• AIM OF THE EXERCISE
Show all lines below holding the string "value".

·····

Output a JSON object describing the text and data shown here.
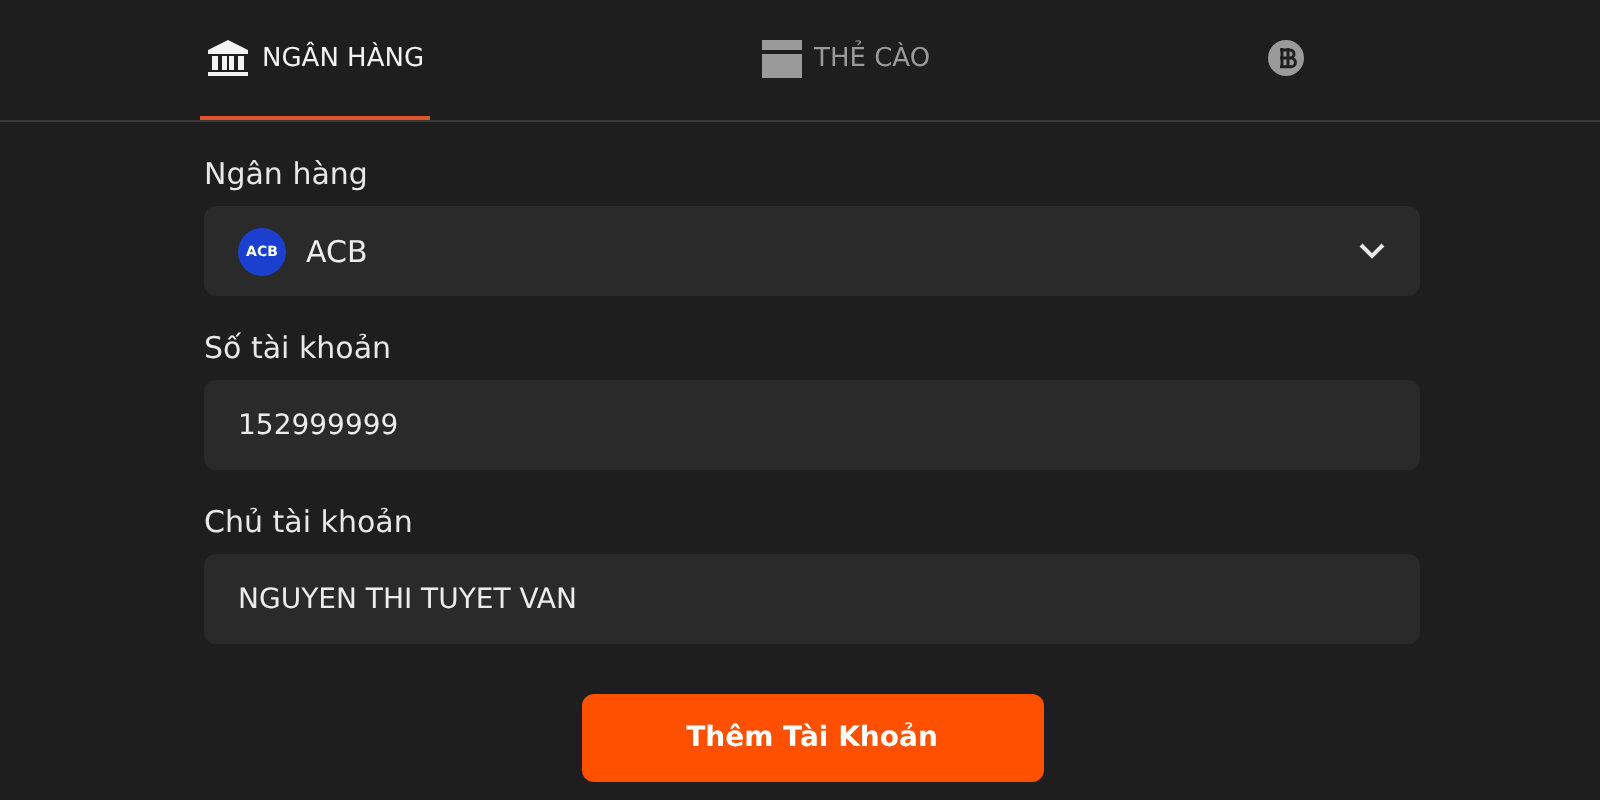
{
  "tabs": [
    {
      "kind": "bank",
      "label": "NGÂN HÀNG",
      "selected": true
    },
    {
      "kind": "card",
      "label": "THẺ CÀO",
      "selected": false
    },
    {
      "kind": "coin",
      "selected": false
    }
  ],
  "form": {
    "bank": {
      "label": "Ngân hàng",
      "logo_text": "ACB",
      "value": "ACB"
    },
    "fields": [
      {
        "label": "Số tài khoản",
        "value": "152999999"
      },
      {
        "label": "Chủ tài khoản",
        "value": "NGUYEN THI TUYET VAN"
      }
    ],
    "submit": "Thêm Tài Khoản"
  }
}
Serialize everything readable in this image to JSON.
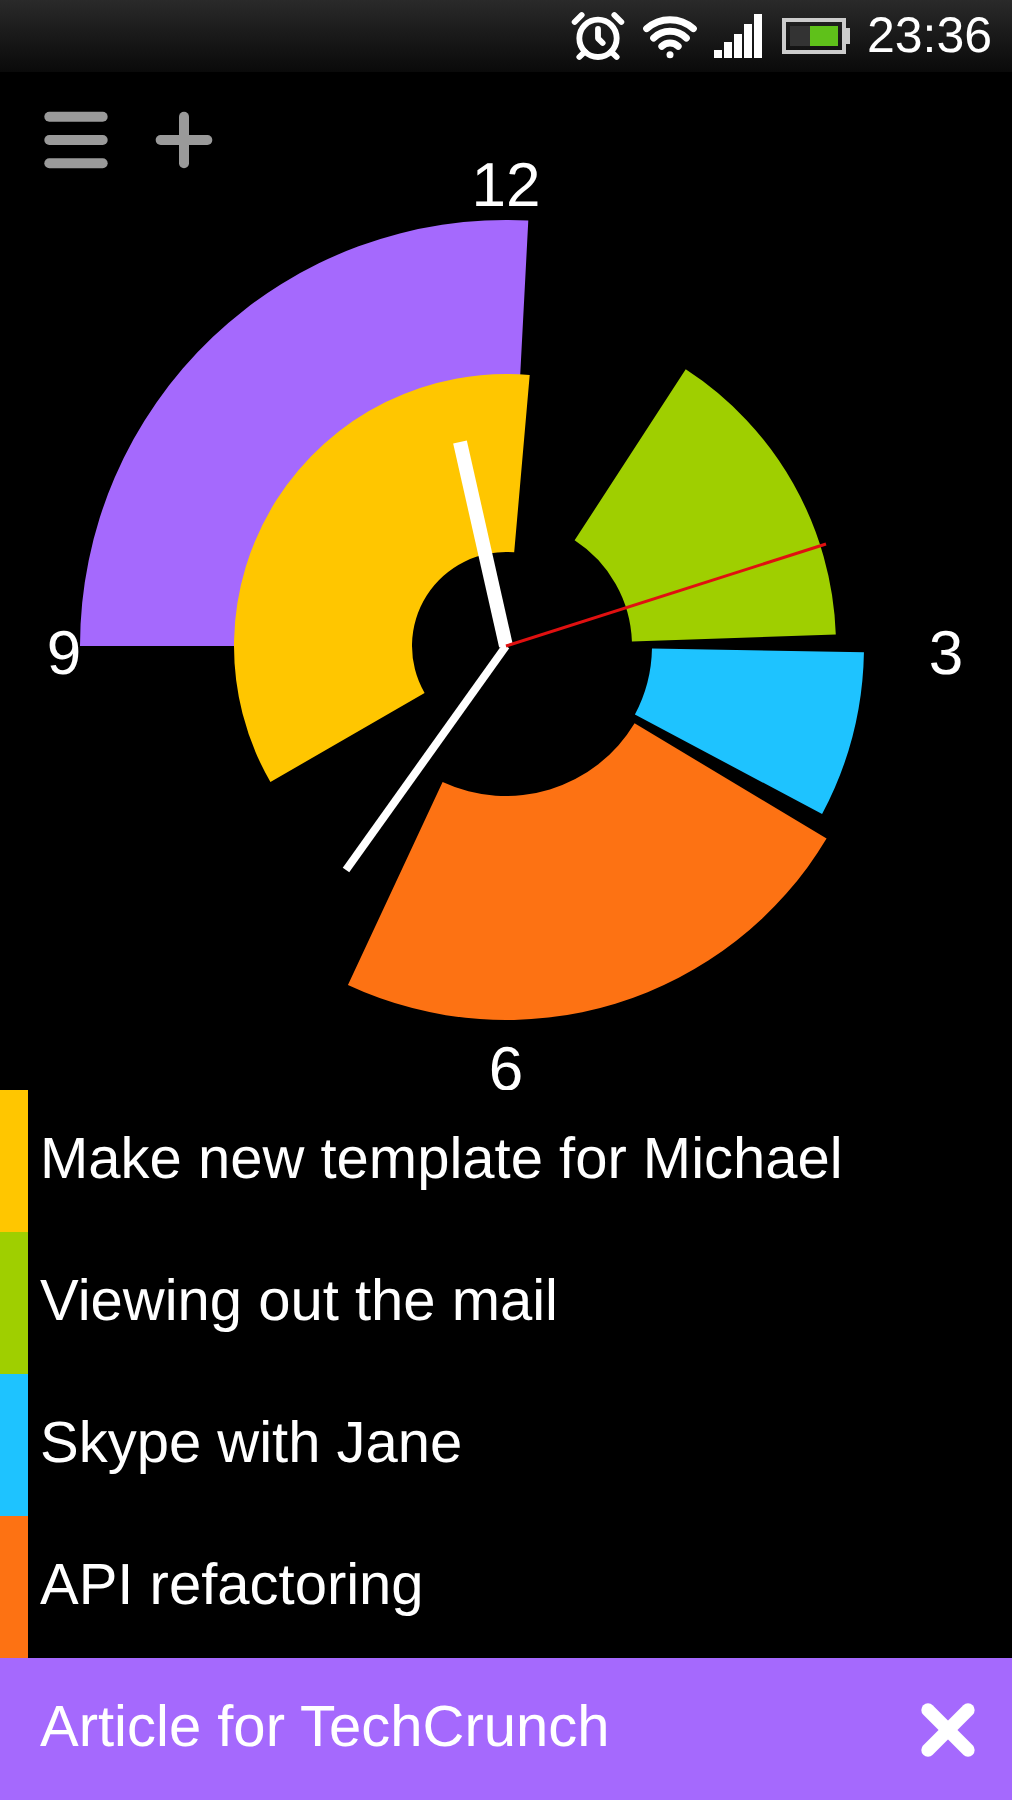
{
  "status_bar": {
    "time": "23:36"
  },
  "clock": {
    "dial_labels": [
      "12",
      "3",
      "6",
      "9"
    ]
  },
  "tasks": [
    {
      "name": "Make new template for Michael",
      "color": "#ffc600"
    },
    {
      "name": "Viewing out the mail",
      "color": "#9fcf00"
    },
    {
      "name": "Skype with Jane",
      "color": "#1ec3ff"
    },
    {
      "name": "API refactoring",
      "color": "#fd7213"
    }
  ],
  "current_task": {
    "name": "Article for TechCrunch",
    "color": "#a569fd"
  }
}
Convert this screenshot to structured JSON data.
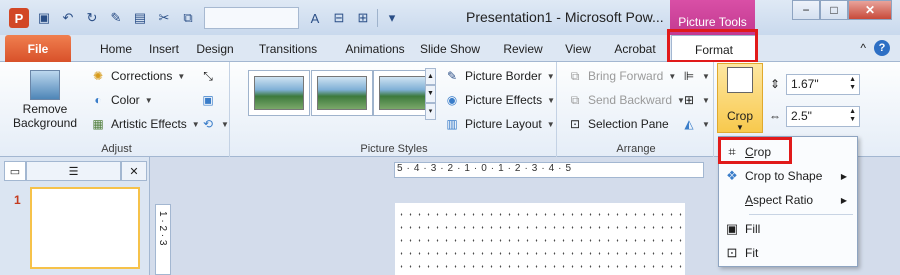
{
  "window": {
    "app_icon": "P",
    "title": "Presentation1 - Microsoft Pow...",
    "context_tab": "Picture Tools",
    "controls": {
      "minimize": "−",
      "maximize": "□",
      "close": "✕"
    }
  },
  "qat": {
    "icons": [
      "save-icon",
      "undo-icon",
      "redo-icon",
      "format-painter-icon",
      "paste-icon",
      "cut-icon",
      "copy-icon",
      "font-color-icon",
      "align-icon",
      "group-icon"
    ]
  },
  "tabs": [
    "File",
    "Home",
    "Insert",
    "Design",
    "Transitions",
    "Animations",
    "Slide Show",
    "Review",
    "View",
    "Acrobat",
    "Format"
  ],
  "active_tab": "Format",
  "help": {
    "caret": "^",
    "question": "?"
  },
  "ribbon": {
    "adjust": {
      "remove_background": "Remove Background",
      "corrections": "Corrections",
      "color": "Color",
      "artistic_effects": "Artistic Effects",
      "label": "Adjust"
    },
    "styles": {
      "label": "Picture Styles",
      "picture_border": "Picture Border",
      "picture_effects": "Picture Effects",
      "picture_layout": "Picture Layout"
    },
    "arrange": {
      "label": "Arrange",
      "bring_forward": "Bring Forward",
      "send_backward": "Send Backward",
      "selection_pane": "Selection Pane"
    },
    "size": {
      "crop": "Crop",
      "height": "1.67\"",
      "width": "2.5\""
    }
  },
  "left_pane": {
    "slide_number": "1",
    "close": "✕"
  },
  "ruler": {
    "text": "5 · 4 · 3 · 2 · 1 · 0 · 1 · 2 · 3 · 4 · 5",
    "vertical": "1 · 2 · 3"
  },
  "menu": {
    "items": [
      {
        "label": "Crop",
        "key": "C",
        "rest": "rop",
        "icon": "crop-icon"
      },
      {
        "label": "Crop to Shape",
        "key": "",
        "rest": "",
        "icon": "shape-icon",
        "submenu": true
      },
      {
        "label": "Aspect Ratio",
        "key": "A",
        "rest": "spect Ratio",
        "icon": "",
        "submenu": true
      },
      {
        "label": "Fill",
        "key": "",
        "rest": "",
        "icon": "fill-icon"
      },
      {
        "label": "Fit",
        "key": "",
        "rest": "",
        "icon": "fit-icon"
      }
    ]
  },
  "colors": {
    "highlight_box": "#e11a1a",
    "file_tab": "#d8512a",
    "context_tab": "#c23a91",
    "crop_active": "#f8c94d"
  }
}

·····

• ANSWER BOX
      "value": "ACB"
        "value": "152999999"
        "value": "NGUYEN THI TUYET VAN"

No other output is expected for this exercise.